Butterflies of the Month - December 2008

Butterflies of the Month - December 2008
A White, White Christmas

It has been a year since the Butterflies of Singapore BLOG started the Butterfly of the Month series in December 2007! Time really flies, and it's been really great featuring a special butterfly each month, researching each species, and collecting the excellent photos from members of the ButterflyCircle community.

With the global economic crisis (yes, it even affects butterflies, well, actually the photographers, not the butterflies!), it's been a tumultuous year for the world as we cross the threshold of the final month of 2008. All around the world, the 'winter' of the financial storm has hit home to many countries, and it will be a time of prudence and belt-tightening in many parts of the world. But there will always be time to stop and appreciate our beautiful butterfly friends, who are totally oblivious to our human material world.

However, winter and white, no matter how depressing they are, often have their beauty and grace. Even in the most adverse of cold weathers, Mother Nature always presents her beauty in the seasons, and white winters are no exception. Butterflies are always admired for their colour and diversity. But, there are plain white butterfly species as well - but they are no less attractive, for there is beauty to behold in even the plainest and commonest of these species.

This month, we feature not one, but two white butterflies. Small, unassuming and plain, these butterflies are found very often in urban parklands and secondary growth, fluttering feebly and going about their business of feeding and enjoying their freedom in the natural world.

The Psyche (Leptosia nina malayana)

The first butterfly is the Psyche. I've often wondered why the common name of this butterfly is such, and a little googling turned up this romantic definition, which I liked best :

In Roman mythology, Psyche was a beautiful girl who was visited each night in the dark by Cupid, who told her she must not try to see him. When she did try, while he was asleep, she accidentally dropped oil from her lamp on him, and he awoke and fled. After she had performed many harsh tasks set by Cupid's mother, Venus, Jupiter made her immortal, and she and Cupid were married. Her name Psyche is Greek for both “soul” and “butterfly.”

Learn how to pronounce Psyche

The Psyche is a small and delicate butterfly. It is usually seen fluttering feebly, close to the ground, stopping only to feed on flowers. A favourite flower which it likes to feed on is the white bloom of the Common Asystasia (Asystasia gangetica). The upperside is white, with a black tipped apex and a black oblong subapical spot. The underside carries greenish lines and streaks. It can be found in both urban areas as well as forests.

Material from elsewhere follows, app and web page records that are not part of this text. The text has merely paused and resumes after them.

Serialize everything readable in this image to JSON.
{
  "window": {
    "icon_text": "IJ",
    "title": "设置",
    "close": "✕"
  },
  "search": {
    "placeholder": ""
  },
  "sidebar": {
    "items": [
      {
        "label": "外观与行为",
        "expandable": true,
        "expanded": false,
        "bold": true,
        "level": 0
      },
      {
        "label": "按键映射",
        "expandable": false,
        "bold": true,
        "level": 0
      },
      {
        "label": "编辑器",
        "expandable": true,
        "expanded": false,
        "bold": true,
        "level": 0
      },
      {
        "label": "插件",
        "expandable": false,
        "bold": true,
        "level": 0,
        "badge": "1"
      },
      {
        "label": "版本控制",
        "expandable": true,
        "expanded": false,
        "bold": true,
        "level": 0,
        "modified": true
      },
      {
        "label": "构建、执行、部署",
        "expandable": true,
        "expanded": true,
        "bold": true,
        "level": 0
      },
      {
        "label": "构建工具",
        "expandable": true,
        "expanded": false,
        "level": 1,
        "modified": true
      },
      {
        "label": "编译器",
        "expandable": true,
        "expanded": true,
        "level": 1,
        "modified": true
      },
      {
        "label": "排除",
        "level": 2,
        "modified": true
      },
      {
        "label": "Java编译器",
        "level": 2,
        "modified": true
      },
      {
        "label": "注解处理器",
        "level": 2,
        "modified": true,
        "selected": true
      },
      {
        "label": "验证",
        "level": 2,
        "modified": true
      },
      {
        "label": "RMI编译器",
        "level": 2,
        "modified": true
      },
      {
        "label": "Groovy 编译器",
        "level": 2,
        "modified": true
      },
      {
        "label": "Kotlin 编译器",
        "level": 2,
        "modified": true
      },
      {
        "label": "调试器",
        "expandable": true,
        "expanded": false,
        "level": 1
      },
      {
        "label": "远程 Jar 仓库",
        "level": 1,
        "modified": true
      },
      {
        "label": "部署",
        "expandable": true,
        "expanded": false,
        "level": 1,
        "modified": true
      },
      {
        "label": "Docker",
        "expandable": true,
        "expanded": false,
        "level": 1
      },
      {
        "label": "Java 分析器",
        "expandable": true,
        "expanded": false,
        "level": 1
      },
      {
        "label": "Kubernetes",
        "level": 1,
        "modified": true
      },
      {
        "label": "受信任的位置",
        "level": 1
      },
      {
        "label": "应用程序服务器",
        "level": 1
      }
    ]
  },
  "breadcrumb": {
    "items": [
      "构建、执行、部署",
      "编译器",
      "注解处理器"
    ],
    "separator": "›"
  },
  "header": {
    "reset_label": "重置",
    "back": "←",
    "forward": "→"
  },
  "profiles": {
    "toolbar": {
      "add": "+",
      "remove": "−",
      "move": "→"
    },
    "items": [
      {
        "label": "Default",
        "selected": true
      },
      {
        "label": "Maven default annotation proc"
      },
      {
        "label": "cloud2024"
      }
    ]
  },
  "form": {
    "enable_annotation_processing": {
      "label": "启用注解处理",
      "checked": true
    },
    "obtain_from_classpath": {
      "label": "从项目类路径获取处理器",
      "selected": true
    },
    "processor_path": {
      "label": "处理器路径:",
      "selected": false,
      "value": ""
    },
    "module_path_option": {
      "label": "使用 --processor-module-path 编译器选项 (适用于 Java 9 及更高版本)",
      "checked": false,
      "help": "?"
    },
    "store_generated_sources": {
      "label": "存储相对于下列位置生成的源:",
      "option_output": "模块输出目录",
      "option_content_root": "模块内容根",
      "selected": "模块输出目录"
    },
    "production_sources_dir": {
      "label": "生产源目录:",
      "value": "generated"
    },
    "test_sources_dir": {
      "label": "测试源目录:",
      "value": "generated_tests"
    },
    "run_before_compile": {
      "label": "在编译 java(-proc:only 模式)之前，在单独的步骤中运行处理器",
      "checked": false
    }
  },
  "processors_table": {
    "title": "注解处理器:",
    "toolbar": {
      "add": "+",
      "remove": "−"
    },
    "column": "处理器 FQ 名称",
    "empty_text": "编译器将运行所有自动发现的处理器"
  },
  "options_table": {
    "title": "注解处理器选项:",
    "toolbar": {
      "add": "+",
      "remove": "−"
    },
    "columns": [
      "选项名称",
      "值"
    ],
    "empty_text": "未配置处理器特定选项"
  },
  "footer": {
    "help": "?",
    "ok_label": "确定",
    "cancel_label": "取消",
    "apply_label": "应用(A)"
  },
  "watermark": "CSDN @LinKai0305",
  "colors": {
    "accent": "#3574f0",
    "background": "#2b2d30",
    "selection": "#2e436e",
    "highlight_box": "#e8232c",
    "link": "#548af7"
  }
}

When observing this feeble flying butterfly, one has to be extremely patient to wait for it to alight to feed on a flower, or to take an occasional rest on a nearby leaf. Though it has a weak flight, it can go on flying for long periods of time without taking a rest stop - butterfly photographers will find it a challenge to take a shot of this butterfly!

The Cabbage White (Pieris canidia canidia)

The 2nd white butterfly featured this month, is the Cabbage White. Another small inconspicuous butterfly, it occurs in mainly urban areas where its host plant, Cleome rutidosperma, which it shares with the Psyche, grows.

The Cabbage White has predominantly white wings, with usually a few black post-discal spots and a black apical border on the forewings above. The females are more heavily black-dusted, and possess a distinct double spot in space 1b of the forewing. In pristine specimens, there is a distinct yellow streak at the basal area of the hindwing below.

This species occurs in open grassy areas and flies in the company of the Striped Albatross and Psyche. It is a weak flyer, and keeps close to the ground, looking for the flowers of common weeds to feed on. On a sunny day, it has a restless flight, and rarely stops for long.

It occurs in urban areas as well as parklands and can sometimes be common where it occurs. Often, several individuals are seen at one time, especially in the vicinity of its host plant.

Text by Khew SK : Photos by Tan BJ, Federick Ho, Sum CM, Sunny Chir & Khew SK

Acknowledgments :

* Merriam-Webster Online Dictionary